== Data listing ==
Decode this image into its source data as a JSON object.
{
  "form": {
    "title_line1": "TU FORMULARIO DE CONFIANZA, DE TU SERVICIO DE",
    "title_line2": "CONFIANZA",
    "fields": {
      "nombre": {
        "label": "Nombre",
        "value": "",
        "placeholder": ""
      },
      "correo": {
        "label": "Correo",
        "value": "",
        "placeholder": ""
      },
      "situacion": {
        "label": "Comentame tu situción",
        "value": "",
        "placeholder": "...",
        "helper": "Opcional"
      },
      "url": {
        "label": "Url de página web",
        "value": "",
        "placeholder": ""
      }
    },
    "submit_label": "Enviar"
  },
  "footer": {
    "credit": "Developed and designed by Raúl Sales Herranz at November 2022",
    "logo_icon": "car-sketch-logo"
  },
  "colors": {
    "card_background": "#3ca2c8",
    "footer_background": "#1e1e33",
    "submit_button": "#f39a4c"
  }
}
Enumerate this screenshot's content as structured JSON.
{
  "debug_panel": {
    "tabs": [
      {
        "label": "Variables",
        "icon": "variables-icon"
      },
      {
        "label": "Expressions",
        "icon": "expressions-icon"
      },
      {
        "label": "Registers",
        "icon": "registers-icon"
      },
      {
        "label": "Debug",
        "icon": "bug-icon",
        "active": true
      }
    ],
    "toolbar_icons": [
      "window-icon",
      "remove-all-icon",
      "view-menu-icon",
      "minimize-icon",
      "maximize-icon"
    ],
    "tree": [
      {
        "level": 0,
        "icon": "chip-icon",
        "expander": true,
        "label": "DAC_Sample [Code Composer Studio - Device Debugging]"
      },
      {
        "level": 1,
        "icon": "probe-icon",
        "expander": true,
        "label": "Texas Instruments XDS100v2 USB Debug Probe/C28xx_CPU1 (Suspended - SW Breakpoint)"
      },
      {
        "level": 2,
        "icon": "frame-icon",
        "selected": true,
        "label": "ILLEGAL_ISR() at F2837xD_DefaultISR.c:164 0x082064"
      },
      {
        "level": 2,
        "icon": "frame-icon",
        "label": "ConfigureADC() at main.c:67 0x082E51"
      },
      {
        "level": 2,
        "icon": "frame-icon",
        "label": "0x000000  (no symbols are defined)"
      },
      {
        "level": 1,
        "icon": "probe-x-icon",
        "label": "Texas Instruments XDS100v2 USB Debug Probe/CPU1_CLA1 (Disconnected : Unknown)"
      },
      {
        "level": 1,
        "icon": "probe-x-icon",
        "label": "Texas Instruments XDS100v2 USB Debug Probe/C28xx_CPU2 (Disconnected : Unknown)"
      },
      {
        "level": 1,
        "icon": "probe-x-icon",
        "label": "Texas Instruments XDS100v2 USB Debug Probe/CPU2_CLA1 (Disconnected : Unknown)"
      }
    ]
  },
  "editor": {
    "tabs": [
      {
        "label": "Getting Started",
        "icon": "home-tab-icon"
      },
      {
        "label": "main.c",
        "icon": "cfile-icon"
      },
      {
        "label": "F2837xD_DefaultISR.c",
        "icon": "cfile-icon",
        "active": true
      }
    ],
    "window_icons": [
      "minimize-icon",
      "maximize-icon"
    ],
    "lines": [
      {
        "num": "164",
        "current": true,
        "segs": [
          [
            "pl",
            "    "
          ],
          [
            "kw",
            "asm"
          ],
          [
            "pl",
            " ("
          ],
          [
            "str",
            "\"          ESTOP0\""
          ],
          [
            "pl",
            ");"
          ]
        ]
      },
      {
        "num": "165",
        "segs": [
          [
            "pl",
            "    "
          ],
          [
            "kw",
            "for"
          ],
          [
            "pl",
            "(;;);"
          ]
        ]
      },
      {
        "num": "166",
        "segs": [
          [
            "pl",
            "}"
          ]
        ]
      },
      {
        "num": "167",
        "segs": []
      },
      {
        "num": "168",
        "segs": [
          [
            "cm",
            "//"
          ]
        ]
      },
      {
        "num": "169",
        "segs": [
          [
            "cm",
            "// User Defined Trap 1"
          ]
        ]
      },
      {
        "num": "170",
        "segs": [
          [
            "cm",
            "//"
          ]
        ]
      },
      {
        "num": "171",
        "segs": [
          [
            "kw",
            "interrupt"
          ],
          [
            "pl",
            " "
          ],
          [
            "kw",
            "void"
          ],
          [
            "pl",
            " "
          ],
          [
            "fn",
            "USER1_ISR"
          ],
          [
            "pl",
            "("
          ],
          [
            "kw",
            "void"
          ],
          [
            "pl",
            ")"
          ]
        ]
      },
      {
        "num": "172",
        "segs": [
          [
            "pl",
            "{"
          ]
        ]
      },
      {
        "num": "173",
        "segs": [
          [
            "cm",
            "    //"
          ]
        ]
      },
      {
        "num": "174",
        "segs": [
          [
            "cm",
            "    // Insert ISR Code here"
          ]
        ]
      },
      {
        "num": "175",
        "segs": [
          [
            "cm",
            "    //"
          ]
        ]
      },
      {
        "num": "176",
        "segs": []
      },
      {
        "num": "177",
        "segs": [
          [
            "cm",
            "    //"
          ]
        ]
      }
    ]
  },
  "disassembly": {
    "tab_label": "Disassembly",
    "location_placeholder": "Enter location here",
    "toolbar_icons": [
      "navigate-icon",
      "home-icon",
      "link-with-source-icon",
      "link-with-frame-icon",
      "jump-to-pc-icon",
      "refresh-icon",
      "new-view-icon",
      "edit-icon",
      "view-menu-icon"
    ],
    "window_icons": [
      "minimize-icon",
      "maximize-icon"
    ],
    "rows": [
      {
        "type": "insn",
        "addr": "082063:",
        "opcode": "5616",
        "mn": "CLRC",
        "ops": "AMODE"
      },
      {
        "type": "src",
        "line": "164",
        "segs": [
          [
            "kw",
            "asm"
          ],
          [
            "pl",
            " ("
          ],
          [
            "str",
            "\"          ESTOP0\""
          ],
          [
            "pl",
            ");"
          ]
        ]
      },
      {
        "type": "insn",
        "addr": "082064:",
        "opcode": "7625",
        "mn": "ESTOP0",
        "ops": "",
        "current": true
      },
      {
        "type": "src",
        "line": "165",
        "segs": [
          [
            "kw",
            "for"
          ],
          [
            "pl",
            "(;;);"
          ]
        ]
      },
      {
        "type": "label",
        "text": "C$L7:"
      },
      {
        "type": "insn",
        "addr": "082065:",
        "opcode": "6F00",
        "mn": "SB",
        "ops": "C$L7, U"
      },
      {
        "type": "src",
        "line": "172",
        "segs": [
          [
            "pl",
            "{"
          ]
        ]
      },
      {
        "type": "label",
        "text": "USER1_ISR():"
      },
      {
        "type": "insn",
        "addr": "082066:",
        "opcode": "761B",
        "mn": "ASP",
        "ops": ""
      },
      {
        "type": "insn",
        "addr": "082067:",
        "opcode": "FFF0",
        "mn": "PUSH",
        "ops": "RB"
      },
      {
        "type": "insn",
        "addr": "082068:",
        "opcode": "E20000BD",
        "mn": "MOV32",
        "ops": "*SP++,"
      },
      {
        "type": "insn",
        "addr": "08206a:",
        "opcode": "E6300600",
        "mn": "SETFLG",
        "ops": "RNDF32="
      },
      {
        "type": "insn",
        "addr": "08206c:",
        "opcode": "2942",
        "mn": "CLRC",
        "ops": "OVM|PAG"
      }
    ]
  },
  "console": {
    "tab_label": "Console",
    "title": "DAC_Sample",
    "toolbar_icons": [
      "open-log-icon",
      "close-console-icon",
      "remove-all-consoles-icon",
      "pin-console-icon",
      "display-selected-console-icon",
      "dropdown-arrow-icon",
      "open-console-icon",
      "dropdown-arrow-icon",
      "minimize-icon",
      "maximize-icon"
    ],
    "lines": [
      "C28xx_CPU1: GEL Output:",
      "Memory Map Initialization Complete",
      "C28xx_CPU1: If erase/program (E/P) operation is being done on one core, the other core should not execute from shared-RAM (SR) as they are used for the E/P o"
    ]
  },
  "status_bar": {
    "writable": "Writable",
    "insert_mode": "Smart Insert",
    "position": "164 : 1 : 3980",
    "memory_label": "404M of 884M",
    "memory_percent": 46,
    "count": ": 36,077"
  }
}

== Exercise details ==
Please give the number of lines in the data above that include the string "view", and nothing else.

== Problem solution ==
3